Skip to main content

Ghost Town Tuesday; Glen Haven, MI and M-209

Glen Haven is a ghost located on the Leelanua Peninsula on Glen Haven Road directly north of the Sleeping Bear Dunes.






Glen Haven was founded as a company lumber town in 1857.  The community stayed active until the early 1930s when the timber industry on the Leelanua Peninsula began to decline.  At one point Glen Haven even had a narrow gauge railroad line that ran lumber to port via on Lake Michigan the Sleeping Bear Dunes. 

Glen Haven once had an active canning industry.  The Glen Haven Canning Company building is still standing in the community. 


Glen Haven was an active Coast Guard port from 1901 to 1941.  As the community continued to decline it was eventually purchased by the National Park Service and annexed into Sleeping Bear Dunes National Seashore in the 1970s.  The remaining buildings in the community was gradually restored to their present state by the National Park Service.










From the north end of Glen Haven both South Manitou Island and North Manitou Island can be seen across Sleeping Bear Bay.





M-209 once ran from M-109 north into downtown Glen Haven on Glen Haven Road.  M-209 was created in the 1920s and was for a time the shortest Trunkline in the state at 0.543 miles in length.  M-209 was deleted in 1996, now M-212 is the shortest Trunkline in Michigan.

Comments

Popular posts from this blog

California State Route 190; a Trans-Sierra Highway that could have been

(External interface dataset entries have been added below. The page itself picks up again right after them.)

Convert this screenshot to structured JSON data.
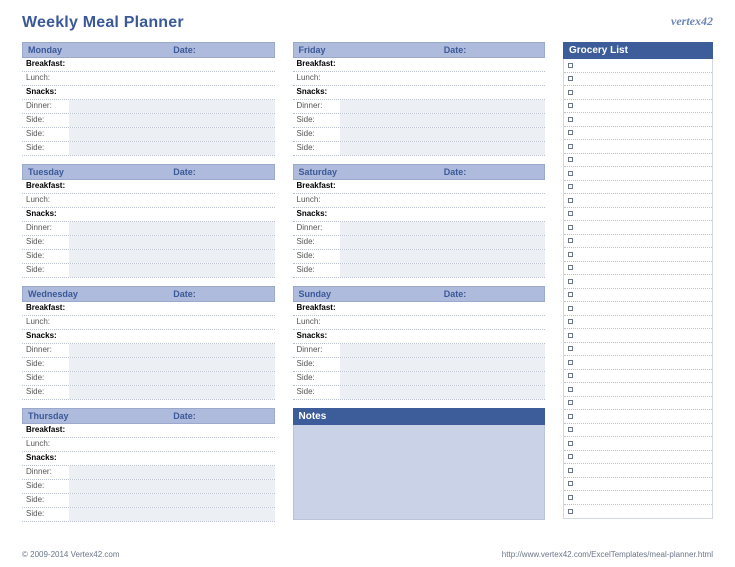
{
  "title": "Weekly Meal Planner",
  "brand": "vertex42",
  "row_labels": {
    "breakfast": "Breakfast:",
    "lunch": "Lunch:",
    "snacks": "Snacks:",
    "dinner": "Dinner:",
    "side": "Side:"
  },
  "date_label": "Date:",
  "days_left": [
    {
      "name": "Monday"
    },
    {
      "name": "Tuesday"
    },
    {
      "name": "Wednesday"
    },
    {
      "name": "Thursday"
    }
  ],
  "days_mid": [
    {
      "name": "Friday"
    },
    {
      "name": "Saturday"
    },
    {
      "name": "Sunday"
    }
  ],
  "notes_heading": "Notes",
  "grocery_heading": "Grocery List",
  "grocery_count": 34,
  "footer": {
    "copyright": "© 2009-2014 Vertex42.com",
    "url": "http://www.vertex42.com/ExcelTemplates/meal-planner.html"
  }
}
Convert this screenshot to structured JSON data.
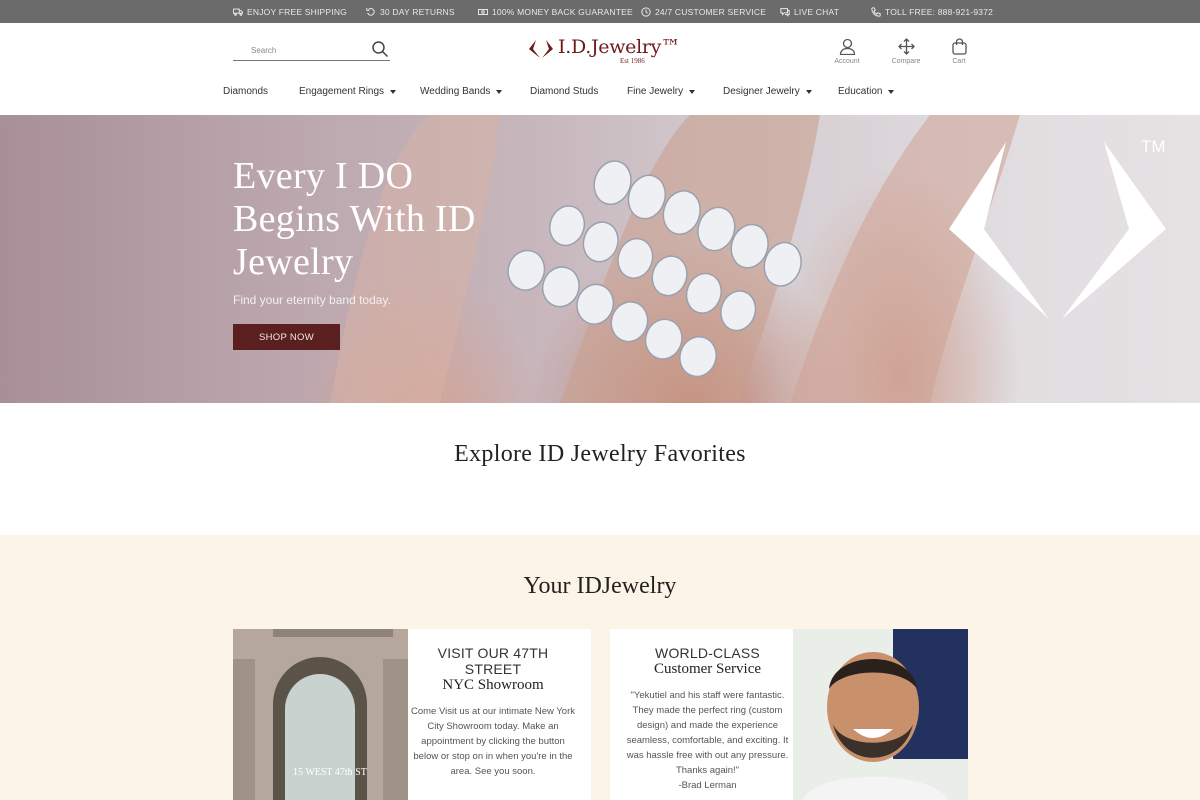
{
  "topbar": {
    "items": [
      {
        "label": "ENJOY FREE SHIPPING",
        "icon": "truck-icon"
      },
      {
        "label": "30 DAY RETURNS",
        "icon": "return-icon"
      },
      {
        "label": "100% MONEY BACK GUARANTEE",
        "icon": "money-icon"
      },
      {
        "label": "24/7 CUSTOMER SERVICE",
        "icon": "clock-icon"
      },
      {
        "label": "LIVE CHAT",
        "icon": "chat-icon"
      },
      {
        "label": "TOLL FREE: 888-921-9372",
        "icon": "phone-icon"
      }
    ]
  },
  "header": {
    "search_placeholder": "Search",
    "logo_name": "I.D.Jewelry™",
    "logo_est": "Est 1986",
    "account_label": "Account",
    "compare_label": "Compare",
    "cart_label": "Cart"
  },
  "nav": {
    "items": [
      {
        "label": "Diamonds",
        "dropdown": false
      },
      {
        "label": "Engagement Rings",
        "dropdown": true
      },
      {
        "label": "Wedding Bands",
        "dropdown": true
      },
      {
        "label": "Diamond Studs",
        "dropdown": false
      },
      {
        "label": "Fine Jewelry",
        "dropdown": true
      },
      {
        "label": "Designer Jewelry",
        "dropdown": true
      },
      {
        "label": "Education",
        "dropdown": true
      }
    ]
  },
  "hero": {
    "title": "Every I DO Begins With ID Jewelry",
    "subtitle": "Find your eternity band today.",
    "cta": "SHOP NOW",
    "tm": "TM"
  },
  "favorites": {
    "title": "Explore ID Jewelry Favorites"
  },
  "your_id": {
    "title": "Your IDJewelry",
    "showroom": {
      "title_line1": "VISIT OUR 47TH STREET",
      "title_line2": "NYC Showroom",
      "body": "Come Visit us at our intimate New York City Showroom today. Make an appointment by clicking the button below or stop on in when you're in the area. See you soon.",
      "photo_sign": "15 WEST 47th ST"
    },
    "service": {
      "title_line1": "WORLD-CLASS",
      "title_line2": "Customer Service",
      "body": "\"Yekutiel and his staff were fantastic. They made the perfect ring (custom design) and made the experience seamless, comfortable, and exciting. It was hassle free with out any pressure. Thanks again!\"",
      "author": "-Brad Lerman"
    }
  },
  "colors": {
    "brand": "#6e1a1a",
    "button": "#5b1f1f",
    "topbar": "#6b6b6b",
    "section_bg": "#fcf4e6"
  }
}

This past week I decided to take a small scale road trip on California State Route 190 from CA 99 east to the unbuilt section over the Sierra Nevada Range.  While I was in for what turned out to be a fun drive following the course of the Tule River watershed what I found researching the back story of CA 190 was one of the most complex and unusual stories of any California State Highway.  Given that I had a ton of older photos of the eastern segment of CA 190 in the Mojave Desert of Inyo County I thought it was time to put something together for the entire route.






The simplified story of CA 190 is that it is a 231 mile state highway that has a 43 mile unbuilt gap in the Sierra Nevada Range.  CA 190 is an east/west State Highway running from CA 99 in Tulare County at Tipton east to CA 127 located in Death Valley Junction near the Nevada State Line in rural Inyo County.  The routing CA 190 was adopted into the State Highway system as Legislative Route 127 which was adopted in 1933 accord…

Trans-Sierra Highway Passes; Sherman Pass Road and Signed County Route J41

Probably the most unique Trans-Sierra Highway Pass I encountered in 2016 was the only one that isn't a State Maintained Roadway; Sherman Pass Road and Signed County Route J41.






Getting to Sherman Pass Road requires traveling deep in to Sequoia National Forest.  From the western Sierras the easiest routes are from California State Route 190 or from Signed County Route J22 east of CA 99.  When I was on my way to Sherman Pass I ended up taking J22 in Tulare County from CA 99 east on Sierra Avenue and Avenue 56 to Fountain Springs.  In Fountain Springs J22 has an eastern terminus but the road continues into Sequoia National Forest and through California Hot Springs as Mountain Route 56.





California Hot Springs essentially is a ghost town located at 3,081 feet above sea level.  California Hot Springs opened up 1882 as a health resort which grew into a small community with a shopping center.  The California Hot Springs Resort burned down in 1932 followed by the shopping center in 1968.  T…

Legacy of US Route 466 Part 2; Tehachapi to Bakersfield

After completing California State Route 155 and CA 202 I found myself near Tehachapi Pass.  That being the case I trip back down to the Central Valley on CA 58 would have been mundane so I opted for the routing of US Route 466 to through Bakersfield.






This is the 2nd Part to the US Route 466 Legacy Series.  The first entry covered California State Route 46 and the overall history of US 466.

Legacy of US Route 466 Part 1; California State Route 46

The routing of  US 466 compared to modern CA 58 is substantially different from Tehachapi west to Bakersfield.  Heading westward US 466 would have diverged from CA 58 onto Tehachapi Boulevard passing through the community of Monolith before entering the city of Tehachapi proper.  Within Tehachapi US 466 turned south on Curry Street and west on Valley Boulevard.





Since I was on CA 202 I started my trek on the routing of US 466 at Valley Boulevard and Tucker Road.






US 466 diverged from Valley Boulevard and CA 202 at Woodford-Tehachapi Road heading …